Acacia caven occurs at both sides of the Andes, but the western population is considered a subsample of the variability at the eastern region. Although leaves morphology shows differences between regions, climatic niche analyses showed that the species has mostly conserved niche occupancy, indicating that phenotypic plasticity can only be a weak driver behind differentiation. These are the first indications of differentiation between A. caven populations at both regions, a species thought to be human-introduced in the Pleistocene-Holocene. Correspondingly, SDMs predict only a small part of the eastern region as potential provenance of the introduction.
14:27 – 14:30 Habitat diversification strategies for sustainable production of Xinjiang pear
Mengxiao Sun @ Centre for Crop Systems Analysis / Farming Systems Ecology, Wageningen University

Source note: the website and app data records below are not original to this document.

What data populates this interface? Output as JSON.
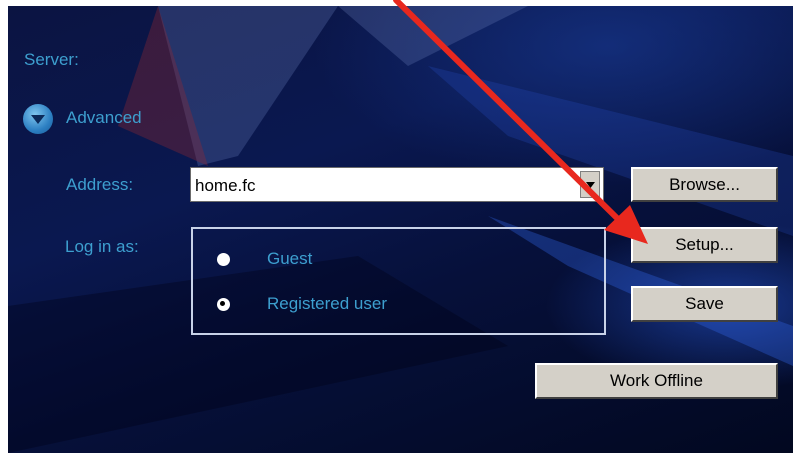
{
  "server": {
    "label": "Server:",
    "advanced_label": "Advanced"
  },
  "address": {
    "label": "Address:",
    "value": "home.fc"
  },
  "login": {
    "label": "Log in as:",
    "options": [
      "Guest",
      "Registered user"
    ],
    "selected": "Registered user"
  },
  "buttons": {
    "browse": "Browse...",
    "setup": "Setup...",
    "save": "Save",
    "work_offline": "Work Offline"
  },
  "colors": {
    "label_text": "#3d9fcf",
    "button_face": "#d4d0c8",
    "annotation_arrow": "#e8281e",
    "background_dark": "#06103a"
  },
  "icons": {
    "advanced_toggle": "chevron-down-circle-icon",
    "combo_dropdown": "chevron-down-icon",
    "annotation": "red-arrow-annotation"
  }
}
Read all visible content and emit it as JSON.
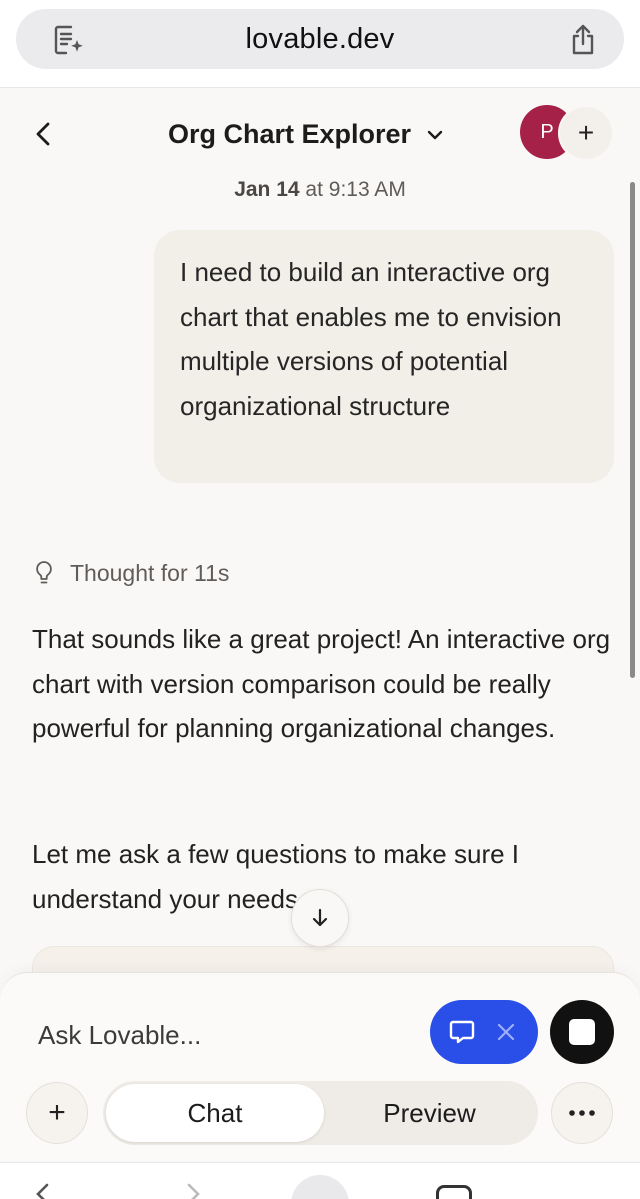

Xinjiang pear is a valued fruit in China, but its cultivation in Xinjiang suffers from low pollination success and high pesticide use. Establishing flowering plants in orchards may boost pollination and natural biocontrol and reduce reliance on pesticides. We will assess how the farmer’s practice of growing alfalfa as ground cover in pear orchards influences pollinator, pest and natural enemy communities. We will also assess pear flower visitation by pollinators, fruit set, pear yield and quality. Furthermore, we will assess other candidate flowering plant species enhancing beneficials.
14:31 – 14:34 Natal dispersal likelihood is associated with population adult sex ratio in a cooperatively breeding bird
Frigg Speelman @ Behavioural & Physiological Ecology group, University of Groningen

In cooperatively breeding species, sexually mature individuals often delay dispersal and become non-reproductive subordinates that help raise offspring. To understand how cooperative breeding can evolve, it is crucial understand the mechanisms driving delayed dispersal. Adult sex ratio (ASR) variation is often hypothesized to be an important evolutionary driver, although there is a lack of empirical evidence. Using a long-term dataset on the cooperatively breeding Seychelles warbler, we show that male juveniles are more likely to disperse when population ASR is female-biased. However, population ASR did not affect dispersal in female juveniles, indicating underlying mechanisms driving dispersal differ between the sexes.
14:35 – 14:38 Plant-soil feedbacks between and within grass species
Paola Rallo @ Terrestrial Ecology, Netherlands Institute of Ecology

Plant-soil feedback (PSF) is an ecological approach to studying the effects of soil microbiomes on plant fitness and vice versa. PSF accounts for all interactions between plants and soil microbes, however, it is not well understood how specific PSF effects are. Here, we assessed PSF strength and direction within and between three different grass species (L.perenne, P.pratensis, F.arundinacea), to evaluate PSF effects at the plant genotype and species levels. PSF effects differed strongly between species, however, we did not find intraspecific differences in biomass loss in response to different soil conditioning treatments.
14:40 – 15:00 Breakout rooms Q&A session with individual poster pitchers (one breakout room for each poster pitcher)
15:00 Back to plenary conference room for short joint coffee / tea break